  • What causes erosion?
  • The human body – digestion, tooth decay, or anatomy        
  • Why are earthworms so important?
  • Ecosystems – Forests, oceans, deserts      
  • Why does a submarine float?
  • Computer Technology           
  • What causes air pollution?
  • How does a traffic signal work?

Comparison Projects – Things You Can Compare:

  • Different types of fruits and vegetables
  • Deciduous trees vs evergreens
  • Do all brands of paper towels pick up the same amount of liquid?   
  • Keep track of the temperature outside – when is it the coldest, when is it the hottest?
  • Do plants grow the same amount in different types of soil? With different types of water?  
  • Calculate and record length of days and nights over two weeks. Why does the day length change?
  • Different types of rocks and minerals
  • What is the best design for a paper airplane?

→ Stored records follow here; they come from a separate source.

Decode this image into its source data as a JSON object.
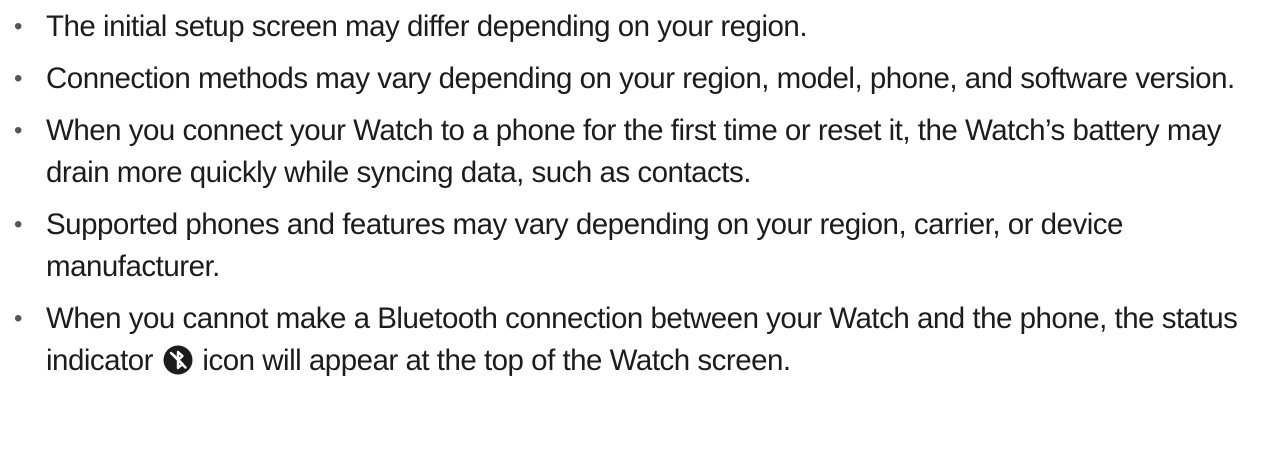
{
  "notes": [
    {
      "bullet": "•",
      "text": "The initial setup screen may differ depending on your region."
    },
    {
      "bullet": "•",
      "text": "Connection methods may vary depending on your region, model, phone, and software version."
    },
    {
      "bullet": "•",
      "text": "When you connect your Watch to a phone for the first time or reset it, the Watch’s battery may drain more quickly while syncing data, such as contacts."
    },
    {
      "bullet": "•",
      "text": "Supported phones and features may vary depending on your region, carrier, or device manufacturer."
    },
    {
      "bullet": "•",
      "text_before_icon": "When you cannot make a Bluetooth connection between your Watch and the phone, the status indicator",
      "icon": "bluetooth-disconnected-icon",
      "text_after_icon": "icon will appear at the top of the Watch screen."
    }
  ]
}
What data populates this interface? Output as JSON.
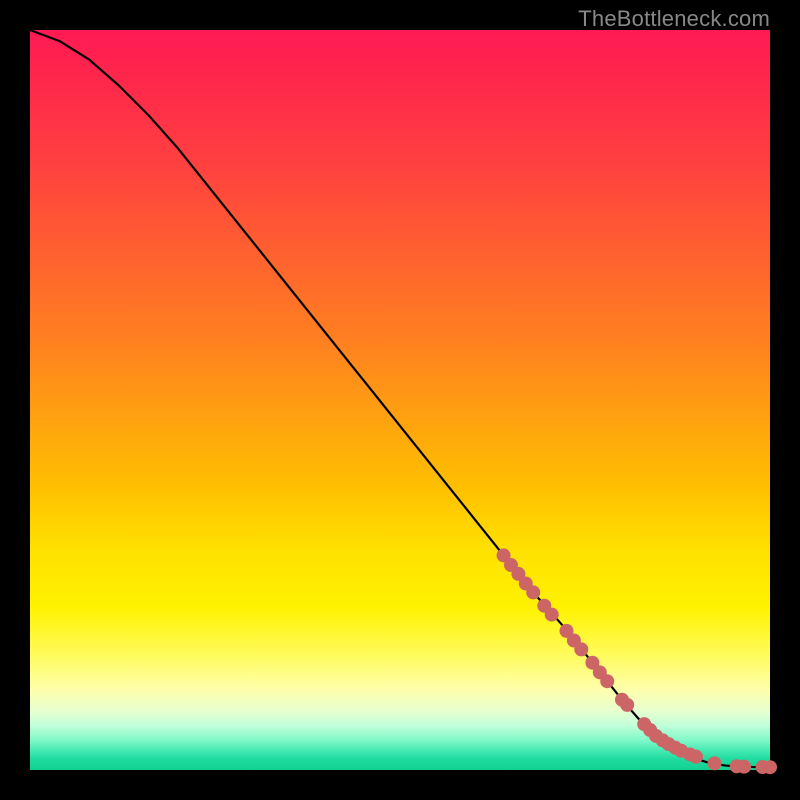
{
  "watermark": "TheBottleneck.com",
  "chart_data": {
    "type": "line",
    "title": "",
    "xlabel": "",
    "ylabel": "",
    "xlim": [
      0,
      100
    ],
    "ylim": [
      0,
      100
    ],
    "series": [
      {
        "name": "curve",
        "x": [
          0,
          4,
          8,
          12,
          16,
          20,
          24,
          28,
          32,
          36,
          40,
          44,
          48,
          52,
          56,
          60,
          64,
          68,
          72,
          76,
          80,
          82,
          84,
          86,
          88,
          90,
          92,
          94,
          96,
          98,
          100
        ],
        "y": [
          100,
          98.5,
          96.0,
          92.5,
          88.5,
          84.0,
          79.0,
          74.0,
          69.0,
          64.0,
          59.0,
          54.0,
          49.0,
          44.0,
          39.0,
          34.0,
          29.0,
          24.0,
          19.5,
          14.5,
          9.5,
          7.2,
          5.0,
          3.5,
          2.3,
          1.5,
          0.9,
          0.6,
          0.45,
          0.4,
          0.38
        ]
      }
    ],
    "markers": {
      "name": "points",
      "color": "#cc6666",
      "x": [
        64,
        65,
        66,
        67,
        68,
        69.5,
        70.5,
        72.5,
        73.5,
        74.5,
        76,
        77,
        78,
        80,
        80.7,
        83,
        83.8,
        84.6,
        85.5,
        86.3,
        87.2,
        88,
        89.2,
        90,
        92.5,
        95.5,
        96.5,
        99,
        100
      ],
      "y": [
        29.0,
        27.7,
        26.5,
        25.2,
        24.0,
        22.2,
        21.0,
        18.8,
        17.5,
        16.3,
        14.5,
        13.2,
        12.0,
        9.5,
        8.8,
        6.2,
        5.4,
        4.6,
        4.0,
        3.5,
        3.0,
        2.6,
        2.1,
        1.8,
        0.9,
        0.5,
        0.45,
        0.4,
        0.38
      ]
    }
  }
}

Experiments You Can Do

  • Do plants grow toward light? 
  • What causes milk to spoil?
  • Which popcorn brand pops the fastest or the most?
  • What is the effect of salt or sugar water on plant growth?
  • Which freezes faster – plain water, distilled water, salt water or sugar water?        
  • Compare different dish detergents or bubble bath – which one makes more bubbles?
  • Do detergents work best in cold or hot water?         
  • How does light make a prism?

Interested in Doing a Biography of a Famous Scientist?  See the list below for some ideas:

  • Inventors – Alexander Graham Bell, Thomas Edison, George Washington Carver
  • Chemists – Marie Curie, Robert Boyle, Alfred Nobel, Dmitri Mendeleyev, John Dalton
  • Physicists – Niels Bohr, Albert Einstein, Stephen Hawking, Isaac Newton, Nikola Tesla
  • Computer scientists – Charles Babbage, Alan Turing, Blaise Pascal, Ada Loveland
  • Medicine and biology – Louis Pasteur, Jonas Salk, Jacques Costeau, Jane Goodall
  • Astronomers – Galileo, Nicolaus Copernicus, Edwin Hubble, Edmund Halley, Carl Sagan

And finally, please follow these rules:

Our goal is for everyone to have fun and be safe. Please remember:

Space

  • On the Science Fair Project Form you are asked to identify your space needs.
  • Do you need table, floor or wall space? If you need all three, we will do our best to accommodate you.
  • Do you need an electrical outlet?
  • You will be allotted a 2’ X 3’ table space. NO EXCEPTIONS!

These items are NOT allowed at our science fair:

  • Dangerous chemicals
  • Breakable objects
  • Body parts from animals
  • Materials that explode or catch fire
  • Live animals – including fish
  • Sharp objects
  • Food or candy